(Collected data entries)
########################################

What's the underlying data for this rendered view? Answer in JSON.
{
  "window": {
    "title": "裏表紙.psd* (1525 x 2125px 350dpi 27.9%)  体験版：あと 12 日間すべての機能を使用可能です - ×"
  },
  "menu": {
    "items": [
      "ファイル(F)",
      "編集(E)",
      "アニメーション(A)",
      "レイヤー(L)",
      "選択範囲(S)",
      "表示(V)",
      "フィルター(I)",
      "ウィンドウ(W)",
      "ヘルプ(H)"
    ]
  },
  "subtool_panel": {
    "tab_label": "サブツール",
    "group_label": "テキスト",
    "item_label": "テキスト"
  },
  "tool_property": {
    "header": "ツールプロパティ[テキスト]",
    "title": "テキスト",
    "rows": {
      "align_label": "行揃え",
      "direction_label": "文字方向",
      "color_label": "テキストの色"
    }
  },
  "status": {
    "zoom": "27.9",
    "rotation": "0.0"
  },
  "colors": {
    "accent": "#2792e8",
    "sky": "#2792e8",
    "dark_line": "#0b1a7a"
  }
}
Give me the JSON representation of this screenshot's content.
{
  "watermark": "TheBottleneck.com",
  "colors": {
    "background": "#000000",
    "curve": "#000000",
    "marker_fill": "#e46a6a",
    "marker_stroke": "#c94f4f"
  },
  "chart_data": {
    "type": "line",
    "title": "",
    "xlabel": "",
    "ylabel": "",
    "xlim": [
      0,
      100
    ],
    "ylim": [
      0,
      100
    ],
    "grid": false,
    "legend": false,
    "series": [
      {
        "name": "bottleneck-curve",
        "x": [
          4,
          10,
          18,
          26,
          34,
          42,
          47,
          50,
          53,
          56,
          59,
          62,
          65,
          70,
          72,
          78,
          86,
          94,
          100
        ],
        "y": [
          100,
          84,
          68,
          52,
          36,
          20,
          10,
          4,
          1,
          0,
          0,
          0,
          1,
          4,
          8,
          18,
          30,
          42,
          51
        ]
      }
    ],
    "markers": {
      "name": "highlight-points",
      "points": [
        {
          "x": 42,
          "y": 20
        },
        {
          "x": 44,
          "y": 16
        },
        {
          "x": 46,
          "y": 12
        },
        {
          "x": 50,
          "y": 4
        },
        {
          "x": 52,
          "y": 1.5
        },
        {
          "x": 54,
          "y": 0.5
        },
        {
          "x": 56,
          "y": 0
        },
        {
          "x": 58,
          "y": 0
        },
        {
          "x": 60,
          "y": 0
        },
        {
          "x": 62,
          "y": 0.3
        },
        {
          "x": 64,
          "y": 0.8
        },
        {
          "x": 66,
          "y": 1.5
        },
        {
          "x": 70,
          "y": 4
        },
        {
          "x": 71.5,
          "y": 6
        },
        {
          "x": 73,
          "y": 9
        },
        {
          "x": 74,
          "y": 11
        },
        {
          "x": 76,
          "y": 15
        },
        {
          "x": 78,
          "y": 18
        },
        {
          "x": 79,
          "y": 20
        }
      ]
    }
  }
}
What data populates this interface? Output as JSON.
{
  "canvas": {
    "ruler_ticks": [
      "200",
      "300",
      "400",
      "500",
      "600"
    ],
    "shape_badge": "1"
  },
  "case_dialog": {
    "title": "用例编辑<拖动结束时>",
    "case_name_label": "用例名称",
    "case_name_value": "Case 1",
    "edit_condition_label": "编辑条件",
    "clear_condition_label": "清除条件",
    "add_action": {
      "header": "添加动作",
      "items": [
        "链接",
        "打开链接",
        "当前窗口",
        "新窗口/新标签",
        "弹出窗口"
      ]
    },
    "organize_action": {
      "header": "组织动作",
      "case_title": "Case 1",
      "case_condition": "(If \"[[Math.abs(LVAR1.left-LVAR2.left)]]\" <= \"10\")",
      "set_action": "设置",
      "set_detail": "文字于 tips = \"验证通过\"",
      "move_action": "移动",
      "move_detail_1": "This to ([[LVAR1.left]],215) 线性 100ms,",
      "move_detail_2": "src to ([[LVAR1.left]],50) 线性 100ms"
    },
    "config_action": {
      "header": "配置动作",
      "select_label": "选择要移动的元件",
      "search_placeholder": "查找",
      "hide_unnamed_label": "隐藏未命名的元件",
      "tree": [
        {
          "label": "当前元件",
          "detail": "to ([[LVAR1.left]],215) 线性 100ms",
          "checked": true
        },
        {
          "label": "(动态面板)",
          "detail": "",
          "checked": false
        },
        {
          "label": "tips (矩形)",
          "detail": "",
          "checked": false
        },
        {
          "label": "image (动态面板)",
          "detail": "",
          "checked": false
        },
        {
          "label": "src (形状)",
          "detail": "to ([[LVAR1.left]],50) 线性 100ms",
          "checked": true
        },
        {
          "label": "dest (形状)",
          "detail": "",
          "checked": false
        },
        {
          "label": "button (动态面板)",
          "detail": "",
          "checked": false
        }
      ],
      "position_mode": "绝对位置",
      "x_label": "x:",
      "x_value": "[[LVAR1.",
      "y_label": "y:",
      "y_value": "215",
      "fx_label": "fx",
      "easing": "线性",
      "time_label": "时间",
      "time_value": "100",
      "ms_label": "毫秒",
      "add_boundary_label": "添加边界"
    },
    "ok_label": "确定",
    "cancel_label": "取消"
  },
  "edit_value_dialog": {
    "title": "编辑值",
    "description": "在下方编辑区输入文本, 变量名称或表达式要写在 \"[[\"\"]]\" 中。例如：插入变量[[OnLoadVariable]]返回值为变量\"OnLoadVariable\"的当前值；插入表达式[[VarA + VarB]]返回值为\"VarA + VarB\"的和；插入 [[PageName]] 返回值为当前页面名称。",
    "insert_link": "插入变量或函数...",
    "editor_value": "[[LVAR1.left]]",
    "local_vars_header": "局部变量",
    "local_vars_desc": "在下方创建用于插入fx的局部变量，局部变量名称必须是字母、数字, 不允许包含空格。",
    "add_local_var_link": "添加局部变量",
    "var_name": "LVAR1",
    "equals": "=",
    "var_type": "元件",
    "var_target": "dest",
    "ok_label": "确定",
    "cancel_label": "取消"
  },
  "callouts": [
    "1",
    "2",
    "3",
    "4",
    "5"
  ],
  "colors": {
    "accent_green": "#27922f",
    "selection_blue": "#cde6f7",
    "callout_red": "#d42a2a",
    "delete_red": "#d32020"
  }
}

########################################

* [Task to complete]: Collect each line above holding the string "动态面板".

* [Answer for this exercise]:
          "label": "(动态面板)",
          "label": "image (动态面板)",
          "label": "button (动态面板)",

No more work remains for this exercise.